Oil prices remain at their highest amid growing supply fears
The psychological barrier of $100 for a barrel of oil, which until recently was viewed as remote, is now a stone’s throw away. On Friday, the price of Brent traded above $93 a barrel, an increase of more than 18 percent since the beginning of 2022.
In the US, the price of WTI has followed a similar path and traded above $92 a barrel. It adds seven consecutive weeks to the upside. And it has its own tailwinds: A winter storm in Texas, an oil state par excellence, has raised fears of supply disruptions in the largest American shale play which produces almost 5 million barrels per day. Prices were also supported by the weakening of the US dollar, in particular against the euro.
As a result, oil prices moved to more than seven-year highs — and there are no clear reasons on the horizon for them to drop — supported by solid demand as the omicron variant is not slowing down activity as much as initially feared and supply tensions stemming from geopolitical risks, as well as the onset of cold weather in the US.
Add to this the inability of OPEC+ to achieve the announced increase in production, given the obvious lack of spare capacity among some member countries. However, the geopolitical and weather factors are temporary in nature and can have only a short-term impact.
Oil prices also received support from US Energy Information Administration data released on Wednesday. The data showed that US crude inventories over the past week fell by 1 million barrels, to 415.1 million barrels, contradicting analysts’ forecasts of an increase of 1.5 million barrels.
At the same time, distillate inventories, which include diesel and fuel oil, fell by 2.4 million barrels, at a time when the US is experiencing an intense cold snap across the country, a situation that has boosted demand for fuel.
An additional factor supporting oil prices was US oil production, which fell for the second week in a row and reached 11.5 million bpd against 11.8 million bpd at the beginning of the year. This data shows that, despite the growth of drilling activity (for the week ending Feb. 4 operating oil rigs increased by two to 497 units), US production continues to stagnate.
In addition, the market continues to monitor the ongoing tensions around the Ukraine crisis. Tensions between the countries remain, and the escalation of the conflict could lead to supply disruptions. If gas supply to Europe is disrupted, it could lead to an increase in gas replacement with oil.
And, if the West imposes more commodity-related sanctions, oil production could also suffer. However, diplomatic priority in resolving the issue has reduced risks — at least for now — and limited price increases.
Moreover, oil-producing countries show no signs of being uncomfortable with high prices. At its meeting last week, OPEC+ did not move and decided to keep intact its previous decision, which foresees a gradual increase in supply by 400,000 bpd by March. The meeting took place in record time. Saudi Energy Minister Prince Abdulaziz bin Salman said it took just 16 minutes to discuss.

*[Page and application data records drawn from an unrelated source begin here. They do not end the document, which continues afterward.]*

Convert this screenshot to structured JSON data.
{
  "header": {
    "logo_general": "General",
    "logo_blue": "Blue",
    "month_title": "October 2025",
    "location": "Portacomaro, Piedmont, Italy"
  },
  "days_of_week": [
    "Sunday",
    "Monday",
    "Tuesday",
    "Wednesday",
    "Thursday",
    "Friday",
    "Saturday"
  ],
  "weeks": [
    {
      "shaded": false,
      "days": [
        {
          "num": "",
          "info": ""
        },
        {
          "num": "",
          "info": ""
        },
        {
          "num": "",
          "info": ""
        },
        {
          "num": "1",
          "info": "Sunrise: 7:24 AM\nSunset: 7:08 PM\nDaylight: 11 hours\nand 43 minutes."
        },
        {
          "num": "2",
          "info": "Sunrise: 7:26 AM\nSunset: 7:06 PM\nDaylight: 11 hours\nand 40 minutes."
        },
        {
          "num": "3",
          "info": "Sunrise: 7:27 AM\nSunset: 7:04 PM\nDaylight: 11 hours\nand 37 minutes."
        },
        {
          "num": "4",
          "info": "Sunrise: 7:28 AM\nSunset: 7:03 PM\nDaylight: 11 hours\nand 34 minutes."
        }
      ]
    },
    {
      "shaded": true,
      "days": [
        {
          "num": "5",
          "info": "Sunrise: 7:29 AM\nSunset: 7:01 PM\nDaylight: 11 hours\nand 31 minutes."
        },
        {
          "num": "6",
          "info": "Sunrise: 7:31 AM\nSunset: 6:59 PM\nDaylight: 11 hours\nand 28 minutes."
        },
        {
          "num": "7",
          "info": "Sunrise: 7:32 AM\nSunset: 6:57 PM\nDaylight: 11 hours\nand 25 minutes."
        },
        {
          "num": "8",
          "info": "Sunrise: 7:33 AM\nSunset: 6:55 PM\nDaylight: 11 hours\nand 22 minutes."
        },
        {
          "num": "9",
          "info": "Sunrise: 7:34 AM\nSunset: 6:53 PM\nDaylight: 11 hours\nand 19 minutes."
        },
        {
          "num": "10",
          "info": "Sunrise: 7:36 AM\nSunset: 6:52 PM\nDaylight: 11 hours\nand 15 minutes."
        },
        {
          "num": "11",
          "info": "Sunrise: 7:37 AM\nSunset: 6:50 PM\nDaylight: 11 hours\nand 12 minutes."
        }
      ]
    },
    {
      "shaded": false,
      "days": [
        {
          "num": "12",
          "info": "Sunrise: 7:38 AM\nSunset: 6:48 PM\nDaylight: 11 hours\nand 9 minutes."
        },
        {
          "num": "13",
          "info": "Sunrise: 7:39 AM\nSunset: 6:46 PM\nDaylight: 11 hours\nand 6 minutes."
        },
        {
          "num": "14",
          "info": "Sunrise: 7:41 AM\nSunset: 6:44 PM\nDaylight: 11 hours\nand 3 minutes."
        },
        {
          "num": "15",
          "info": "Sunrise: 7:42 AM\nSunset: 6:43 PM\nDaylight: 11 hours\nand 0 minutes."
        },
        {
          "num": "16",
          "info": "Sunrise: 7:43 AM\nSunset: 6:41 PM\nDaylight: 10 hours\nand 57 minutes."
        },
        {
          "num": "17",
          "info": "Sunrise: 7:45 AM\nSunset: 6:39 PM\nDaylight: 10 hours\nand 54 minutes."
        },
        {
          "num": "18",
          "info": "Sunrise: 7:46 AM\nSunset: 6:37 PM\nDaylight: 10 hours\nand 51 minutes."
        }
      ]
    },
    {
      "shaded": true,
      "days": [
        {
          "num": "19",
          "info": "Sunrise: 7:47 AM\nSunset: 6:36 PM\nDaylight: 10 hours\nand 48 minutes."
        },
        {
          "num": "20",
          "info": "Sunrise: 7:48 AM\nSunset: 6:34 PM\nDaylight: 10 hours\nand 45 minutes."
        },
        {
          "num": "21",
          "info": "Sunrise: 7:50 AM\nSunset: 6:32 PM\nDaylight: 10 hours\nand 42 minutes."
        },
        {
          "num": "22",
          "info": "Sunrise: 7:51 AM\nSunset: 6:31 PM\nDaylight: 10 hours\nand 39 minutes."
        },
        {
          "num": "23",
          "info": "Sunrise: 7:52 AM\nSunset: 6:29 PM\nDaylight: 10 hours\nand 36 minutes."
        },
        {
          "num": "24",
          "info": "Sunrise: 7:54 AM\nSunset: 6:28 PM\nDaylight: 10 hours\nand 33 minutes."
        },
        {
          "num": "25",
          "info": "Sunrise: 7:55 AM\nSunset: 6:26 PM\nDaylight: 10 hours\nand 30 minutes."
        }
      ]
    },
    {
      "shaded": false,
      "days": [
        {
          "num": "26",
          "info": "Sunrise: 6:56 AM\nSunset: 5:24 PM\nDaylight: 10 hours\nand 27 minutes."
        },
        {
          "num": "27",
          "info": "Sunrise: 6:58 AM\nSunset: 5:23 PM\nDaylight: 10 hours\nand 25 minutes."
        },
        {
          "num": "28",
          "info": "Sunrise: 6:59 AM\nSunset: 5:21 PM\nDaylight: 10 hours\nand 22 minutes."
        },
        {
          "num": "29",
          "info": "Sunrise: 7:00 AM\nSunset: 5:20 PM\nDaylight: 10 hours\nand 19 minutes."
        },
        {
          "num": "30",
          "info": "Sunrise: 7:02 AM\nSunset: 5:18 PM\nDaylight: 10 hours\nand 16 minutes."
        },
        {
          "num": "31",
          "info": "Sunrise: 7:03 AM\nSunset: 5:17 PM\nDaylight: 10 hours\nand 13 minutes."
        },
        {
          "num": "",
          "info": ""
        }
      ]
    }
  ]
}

However, the problem is that actual OPEC+ production lags far behind target levels. At the end of 2021, OPEC+ production was more than 800,000 bpd below target and now it could increase to about 1 million bpd. It is more difficult to restore production than to reduce it. New projects are also not enough, since the previous five-year plan was characterized by a very low level of investments in upstream, including due to the growing environmental agenda in OECD countries.
In such circumstances, OPEC+ countries had no other option but to stick to the previous schedule. Increasing quotas by more than 400,000 bpd to contain the rise in oil prices makes no sense, since only four members within the group — Saudi Arabia, Iraq, the UAE and Kuwait — are able to increase production and maintain it. However, Iraq has recently flagged up difficulties in ramping up production tangibly above current levels.
Thus, in the short term, the oil market will continue to be under pressure, as the dynamics of the current trend will not likely change soon. High inflation provides additional support for oil price growth. Despite the strengthening of the hawkish rhetoric of the US Federal Reserve during its January meeting, high energy prices will keep inflation at a high level at least in the first half of 2022.
Therefore, the growth of oil prices in the short term is likely to continue. However, the seasonal decline in demand, usually observed in the first quarter, may limit the potential for prices to rise.
For now, supply shortfalls remain a key supporting factor for prices. The media also focus on geopolitical tensions, but this factor has rather a psychological effect and may not have a significant impact on oil prices in the future. But, if the current sentiment is maintained on the horizon for the next months, the achievement of $100 per barrel looks quite real.
Indeed, there is a growing feeling in the market that high prices will not disappear overnight. Germany’s Commerzbank has raised its oil price forecast for the first quarter to $90 a barrel, up from $80 in its previous forecast.
• Dr. Namat Al-Soof is an Iraqi oil expert with experience in upstream and market analysis. He has held senior analyst positions at OPEC, IEF in Riyadh, and the OPEC Fund for International Development, and is currently a consultant to a number of companies in the oil industry.